*** Data records Section Begins ***

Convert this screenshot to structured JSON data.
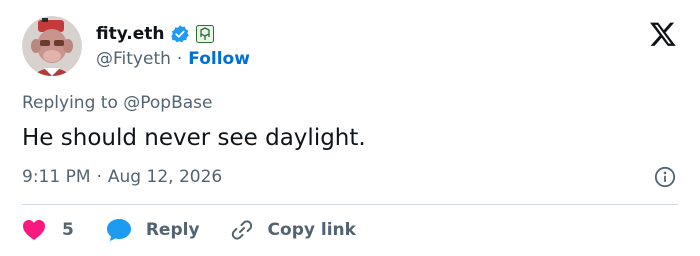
{
  "user": {
    "display_name": "fity.eth",
    "handle": "@Fityeth",
    "separator": "·",
    "follow_label": "Follow",
    "verified_color": "#1d9bf0",
    "avatar_bg": "#c9b9b5"
  },
  "tweet": {
    "replying_prefix": "Replying to",
    "replying_to": "@PopBase",
    "text": "He should never see daylight.",
    "time": "9:11 PM",
    "date": "Aug 12, 2026",
    "separator": "·"
  },
  "actions": {
    "like_count": "5",
    "reply_label": "Reply",
    "copy_label": "Copy link",
    "like_color": "#f91880",
    "reply_color": "#1d9bf0"
  },
  "icons": {
    "brand": "x-logo-icon",
    "info": "info-icon",
    "like": "heart-icon",
    "reply": "speech-bubble-icon",
    "copy": "link-icon"
  }
}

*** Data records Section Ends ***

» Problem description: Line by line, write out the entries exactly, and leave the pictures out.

» Task result:
Convert this screenshot to structured JSON data.
{
  "user": {
    "display_name": "fity.eth",
    "handle": "@Fityeth",
    "separator": "·",
    "follow_label": "Follow",
    "verified_color": "#1d9bf0",
    "avatar_bg": "#c9b9b5"
  },
  "tweet": {
    "replying_prefix": "Replying to",
    "replying_to": "@PopBase",
    "text": "He should never see daylight.",
    "time": "9:11 PM",
    "date": "Aug 12, 2026",
    "separator": "·"
  },
  "actions": {
    "like_count": "5",
    "reply_label": "Reply",
    "copy_label": "Copy link",
    "like_color": "#f91880",
    "reply_color": "#1d9bf0"
  },
  "icons": {
    "brand": "x-logo-icon",
    "info": "info-icon",
    "like": "heart-icon",
    "reply": "speech-bubble-icon",
    "copy": "link-icon"
  }
}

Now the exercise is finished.